Make an appointment with your doctor if this is an ongoing issue for you.

Chronic, Radiating Pelvic Pain

Pain in the pelvis isn’t normal. A problem with your pelvic floor can manifest as chronic pain, diminishing your quality of life.

This pain may radiate throughout the entire pelvic region, and you may feel it in your lower back, genitals, abdomen, or rectum. If you’re frequently dealing with this type of pain, it’s best to see a doctor and determine the exact cause.

Pain During Vaginal Intercourse

The muscles that make up the pelvic floor are crucial to making vaginal intercourse enjoyable.

If these muscles are damaged, weakened, too tight, or otherwise dysfunctional, they can cause intercourse to become painful. In women, this is a common symptom of pelvic floor disorder or organ prolapse.

No matter your age, there’s no need to suffer from this. If you are experiencing pain during vaginal intercourse, a visit to a doctor is in order. There are many options that can help alleviate the problem.

Constantly Feeling the Need to Urinate (Or Not Making it There On Time)

Do you feel as though you always need to urinate, but are unable to go once you get to the toilet? Or, perhaps you occasionally have trouble getting to the bathroom in time. This is known as bladder incontinence, and, as you may know, it can be a frustrating and embarrassing problem to have.

Because of the pelvic floor’s role in supporting the bladder, these are both very common symptoms that warrant further investigation and care.

Bowel Issues, Leakage, or Constipation

Just like the bladder, the rectum is also supported by the pelvic floor.

Muscle or nerve damage in the pelvic floor can cause issues with bowel movements. You might experience a more frequent urge to go. You might also find yourself becoming constipated, needing to strain when defecating, or experience leakage when passing gas.

Women experience this symptom more often than men.

In some cases, patients might even experience fecal incontinence, a loss of control of the bowel. This is a symptom that can cause frustration, depression, and a loss of quality of life in many patients.

Pelvic Organ Prolapse

If pelvic floor weakening or dysfunction exists, both women and men can experience pelvic organ prolapse.

Prolapse occurs when a pelvic organ (like the bladder or, in women, the vagina) “falls” downwards due to weakened muscles that are unable to support its weight. Prolapse can happen to both men and women.

This isn’t necessarily as medically serious as it might sound; however, prolapses can range in severity and can cause major discomfort and ongoing problems.

In women, the symptoms of a prolapse might be a feeling of pressure, dropping, or pulling in the vagina.
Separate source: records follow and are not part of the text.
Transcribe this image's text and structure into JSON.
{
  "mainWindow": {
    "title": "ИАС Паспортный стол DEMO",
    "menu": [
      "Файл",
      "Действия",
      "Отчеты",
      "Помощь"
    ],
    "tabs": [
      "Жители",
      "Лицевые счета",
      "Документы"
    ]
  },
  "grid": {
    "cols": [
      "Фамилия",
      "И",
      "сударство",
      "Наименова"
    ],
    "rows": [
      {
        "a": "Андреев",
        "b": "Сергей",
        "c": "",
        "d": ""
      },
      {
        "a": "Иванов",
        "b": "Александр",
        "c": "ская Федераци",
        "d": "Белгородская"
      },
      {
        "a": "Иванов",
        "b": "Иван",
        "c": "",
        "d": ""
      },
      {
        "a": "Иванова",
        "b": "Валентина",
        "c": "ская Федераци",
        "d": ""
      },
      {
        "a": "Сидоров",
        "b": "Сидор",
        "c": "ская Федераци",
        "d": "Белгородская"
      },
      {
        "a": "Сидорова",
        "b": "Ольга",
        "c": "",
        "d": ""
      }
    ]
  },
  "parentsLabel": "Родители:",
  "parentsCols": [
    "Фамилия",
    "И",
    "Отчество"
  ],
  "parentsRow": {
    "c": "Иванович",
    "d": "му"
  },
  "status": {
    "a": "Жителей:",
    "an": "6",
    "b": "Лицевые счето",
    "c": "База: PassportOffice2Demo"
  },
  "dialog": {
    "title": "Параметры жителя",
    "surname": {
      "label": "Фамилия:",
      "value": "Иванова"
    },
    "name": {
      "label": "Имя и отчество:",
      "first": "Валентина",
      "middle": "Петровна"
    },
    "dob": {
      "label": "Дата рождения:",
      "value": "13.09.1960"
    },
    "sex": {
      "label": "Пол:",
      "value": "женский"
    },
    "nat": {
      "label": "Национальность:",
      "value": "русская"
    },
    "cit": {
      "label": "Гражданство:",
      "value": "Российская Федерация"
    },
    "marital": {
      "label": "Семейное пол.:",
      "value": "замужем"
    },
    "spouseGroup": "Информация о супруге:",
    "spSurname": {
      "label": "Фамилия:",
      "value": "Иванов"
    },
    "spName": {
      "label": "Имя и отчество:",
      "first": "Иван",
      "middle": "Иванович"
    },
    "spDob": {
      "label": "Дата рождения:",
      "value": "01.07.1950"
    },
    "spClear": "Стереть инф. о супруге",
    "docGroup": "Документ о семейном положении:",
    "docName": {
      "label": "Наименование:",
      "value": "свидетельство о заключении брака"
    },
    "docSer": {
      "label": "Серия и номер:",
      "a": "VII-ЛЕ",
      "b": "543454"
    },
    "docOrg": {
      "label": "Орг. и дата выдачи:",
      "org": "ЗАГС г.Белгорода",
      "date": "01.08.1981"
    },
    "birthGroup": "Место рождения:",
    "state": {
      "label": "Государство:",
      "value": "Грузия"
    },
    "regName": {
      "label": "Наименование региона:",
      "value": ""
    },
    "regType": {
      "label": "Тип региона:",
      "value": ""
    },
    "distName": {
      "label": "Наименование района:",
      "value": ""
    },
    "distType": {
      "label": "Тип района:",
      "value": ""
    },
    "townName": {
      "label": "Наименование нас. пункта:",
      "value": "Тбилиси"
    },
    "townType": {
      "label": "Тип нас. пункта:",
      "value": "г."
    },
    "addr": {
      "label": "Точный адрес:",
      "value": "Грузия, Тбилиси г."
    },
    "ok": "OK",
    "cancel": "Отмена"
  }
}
Prolapse can also cause pain during sex and frequent bladder infections.

In men, a prolapse might cause a “bulge” in the rectum that creates a constant feeling of needing to have a bowel movement.

Options for Treating a Weakened Pelvic Floor

Living with a pelvic floor disorder can be frustrating, painful — even embarrassing. It can affect the overall quality of your life. The good news is that there are many treatment options available for this common issue.

Some patients can achieve great results using muscle strengthening techniques (Kegels). When done routinely and correctly, Kegels can provide improvement for many of the common symptoms.

There are also medications that can help with bowel issues or incontinence.

Surgery is generally the last resort. Luckily, new technology means there are many more options for surgeries now, including minimally invasive, robotic, or laparoscopic procedures that can greatly reduce recovery times.

Contact Us for Help

If you are one of the many women in the Houston, Texas or surrounding area suffering from any of the above-listed symptoms, we encourage you to reach out to our urogynecology, or UroGYN, practice today.

There are many ways to treat the symptoms of a weakened pelvic floor, and you might be surprised to learn of the treatments available that don’t require surgery.

Pelvic floor issues not only cause pain, but they can also cause embarrassment, frustration, and a loss of quality of life. There’s no reason to continue living with these problems. Contact us today, and we’ll work together to treat the issue so you can live without the worry.